In high school I took several drafting classes and, for a while, I had hoped to become an architect. With respect to planning instruction and teaching, I feel that I can still live out the detailed approach to building something intricate and complex even though the product is a lesson rather than a certain "built environment".
The lesson-planning document that I uploaded to this section is a comprehensive overview of how I approach lesson planning. This template includes the "Big Three" aspects of the NGSS standards: Disciplinary Core Ideas, Crosscutting Concepts, and Science Practices. Of course, there are many other worthy learning goals, skills, instructional strategies, and assessments that can be integrated into a class session. I don't feel compelled to check every box but, rather, use it as a guide to consider various options and tailor the lesson in light of these.
Generally speaking students will...
1. understand that genetic material can be transferred from one organism to another by the tools of biotechnology.
2. know that only small parts of the DNA molecule need to be transferred to make large (phenotypic) effects.
Specifically students will…
1. understand that, through genetic engineering, foreign DNA can be introduced into a (host) organism. Furthermore, this foreign gene is then transcribed and translated as part of the host’s genome (DNA code) that can then produce the foreign protein.
2. describe a gene as a segment of DNA that codes for a certain protein (amino acid chain).
3. explain (make sense of) the process leading to the creation of “recombinant DNA” in a visual and verbal format.
I hope you get some value from my work!
Direct students to review Enduring Understanding #1 and 2 found in their unit map. This document is very important to the progression of instruction in my class. It really serves as the skeleton for a given unit and it is meant to be a guide for what students will be learning (formatively speaking) as well as a look in the proverbial "rear view mirror" when the unit is wrapping up. I use it as a study guide as well in preparation for the summative assessment at the end of the unit.
Then prompt students to self-assess their understanding of Goal 5.1.4 & 5 from the Unit Map. Note that this is an extension and deepening of the Recombinant DNA Foldable lesson.

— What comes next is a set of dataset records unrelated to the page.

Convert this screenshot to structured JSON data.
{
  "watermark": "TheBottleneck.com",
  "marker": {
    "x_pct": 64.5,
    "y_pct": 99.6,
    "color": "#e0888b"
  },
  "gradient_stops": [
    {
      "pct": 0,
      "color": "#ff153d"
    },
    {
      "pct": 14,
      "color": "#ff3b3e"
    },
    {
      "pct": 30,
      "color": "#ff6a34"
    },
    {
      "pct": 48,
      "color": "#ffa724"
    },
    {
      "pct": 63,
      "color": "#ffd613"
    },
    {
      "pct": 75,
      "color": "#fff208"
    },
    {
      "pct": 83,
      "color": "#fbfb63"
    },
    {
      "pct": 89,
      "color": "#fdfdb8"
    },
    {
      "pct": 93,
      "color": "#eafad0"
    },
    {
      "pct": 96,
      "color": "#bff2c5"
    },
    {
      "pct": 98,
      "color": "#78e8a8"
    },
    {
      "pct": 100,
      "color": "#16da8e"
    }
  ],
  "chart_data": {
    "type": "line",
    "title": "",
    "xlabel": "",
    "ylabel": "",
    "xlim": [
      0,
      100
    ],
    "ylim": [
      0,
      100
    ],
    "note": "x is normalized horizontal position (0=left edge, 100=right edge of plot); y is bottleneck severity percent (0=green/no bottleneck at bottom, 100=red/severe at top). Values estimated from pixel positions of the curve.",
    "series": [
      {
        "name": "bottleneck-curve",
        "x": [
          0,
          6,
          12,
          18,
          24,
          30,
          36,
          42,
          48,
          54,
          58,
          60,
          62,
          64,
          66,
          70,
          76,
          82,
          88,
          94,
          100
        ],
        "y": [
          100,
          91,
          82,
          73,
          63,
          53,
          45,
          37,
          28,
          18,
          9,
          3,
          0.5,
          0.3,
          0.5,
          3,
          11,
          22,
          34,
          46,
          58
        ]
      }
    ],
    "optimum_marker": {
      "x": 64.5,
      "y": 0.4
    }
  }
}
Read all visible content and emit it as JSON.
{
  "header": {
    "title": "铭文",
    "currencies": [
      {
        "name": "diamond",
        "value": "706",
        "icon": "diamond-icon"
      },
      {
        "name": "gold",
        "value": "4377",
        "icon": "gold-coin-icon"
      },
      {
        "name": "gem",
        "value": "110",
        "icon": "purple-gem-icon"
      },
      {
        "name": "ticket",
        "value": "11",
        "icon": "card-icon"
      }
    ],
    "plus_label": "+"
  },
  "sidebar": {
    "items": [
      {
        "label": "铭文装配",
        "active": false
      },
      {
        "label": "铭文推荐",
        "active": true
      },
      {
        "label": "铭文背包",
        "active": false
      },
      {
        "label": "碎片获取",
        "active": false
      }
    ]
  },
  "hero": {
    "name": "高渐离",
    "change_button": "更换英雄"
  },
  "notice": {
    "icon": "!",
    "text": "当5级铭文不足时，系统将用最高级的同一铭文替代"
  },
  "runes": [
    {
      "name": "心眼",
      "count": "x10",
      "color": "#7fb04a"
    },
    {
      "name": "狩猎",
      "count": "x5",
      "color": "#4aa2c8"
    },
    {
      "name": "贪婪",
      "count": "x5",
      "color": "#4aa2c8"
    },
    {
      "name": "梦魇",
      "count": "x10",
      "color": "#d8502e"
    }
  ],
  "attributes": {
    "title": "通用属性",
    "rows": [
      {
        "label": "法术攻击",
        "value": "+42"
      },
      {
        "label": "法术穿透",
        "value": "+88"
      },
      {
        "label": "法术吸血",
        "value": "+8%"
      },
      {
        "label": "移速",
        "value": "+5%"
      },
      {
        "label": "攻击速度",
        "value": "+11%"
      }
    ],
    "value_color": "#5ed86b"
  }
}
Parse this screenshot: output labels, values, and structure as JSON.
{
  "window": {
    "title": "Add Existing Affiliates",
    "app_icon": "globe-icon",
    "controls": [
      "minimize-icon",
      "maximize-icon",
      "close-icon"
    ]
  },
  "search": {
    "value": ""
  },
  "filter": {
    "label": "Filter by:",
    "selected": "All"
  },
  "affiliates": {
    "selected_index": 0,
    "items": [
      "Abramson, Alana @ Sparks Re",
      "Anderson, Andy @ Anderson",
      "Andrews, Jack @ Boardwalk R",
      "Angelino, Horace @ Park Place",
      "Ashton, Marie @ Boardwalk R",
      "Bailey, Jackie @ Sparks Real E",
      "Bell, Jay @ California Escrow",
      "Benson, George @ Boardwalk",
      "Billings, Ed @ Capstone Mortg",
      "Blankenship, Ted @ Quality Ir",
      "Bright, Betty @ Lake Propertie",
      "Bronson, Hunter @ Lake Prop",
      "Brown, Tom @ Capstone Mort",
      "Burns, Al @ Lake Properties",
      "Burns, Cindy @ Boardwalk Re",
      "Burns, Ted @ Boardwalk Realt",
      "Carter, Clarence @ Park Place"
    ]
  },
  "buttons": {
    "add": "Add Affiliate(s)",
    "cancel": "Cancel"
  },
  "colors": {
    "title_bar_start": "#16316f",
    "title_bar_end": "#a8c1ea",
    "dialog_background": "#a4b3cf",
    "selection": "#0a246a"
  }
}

Teaching Challenge: How do I support students to persevere and grapple with complex tasks? In a word: Scaffolding. Over. Multiple. Days.
Teaching Challenge: How do I increase/improve my students' use of appropriate and precise science vocabulary?
Clearly, the business of creating GMOs is heady stuff. To make sense of it (either through discussion or writing) requires a slow-down approach to make sure students don't get left at the proverbial bus stop as the bus rumbles down the street.
Step #1 occurred with wrapping our collective minds around the notion of blending traits from separate organisms into a single being, as it were. (TC #1)
Next, students worked to describe the nature of recombinant DNA. (TC#2)
Then, students were challenged to dive more deeply into the process as new vocabulary has been added such as plasmid, vector, chromosome, desired gene, etc. This lesson requires students to put together the various pieces in order to explain the technical process in a more sophisticated manner. (TC #1 & 2)
This is about as complicated as things will get so this activity serves as a benchmark for checking for understanding.
Here is how I facilitate things. Present the assignment and discuss the stages of the task: label features of diagram (using the word bank and yellow speech bubbles), identify each part of the diagram using the labeled speech bubbles, and then explain the sequence of steps in as coherent manner as possible.
Note that there are three distinct challenges (steps) to creating a GMO. See graphic.
All steps require precise and technical knowledge, skill, and technology to be successful in an actual lab setting despite the seeming complexity of it all.
Here is my version of the answer key. Note that the placement of some of the labels can differ from this key and still be accurate.
Parking Lot: Prompt students to jot down a question or unclear idea on a Post-It note and place it on the Parking Lot space (essentially a blank bulletin board space clearly visible and accessible to all). Using this feedback, I can distill the main ideas that need rework and further explanation the next day.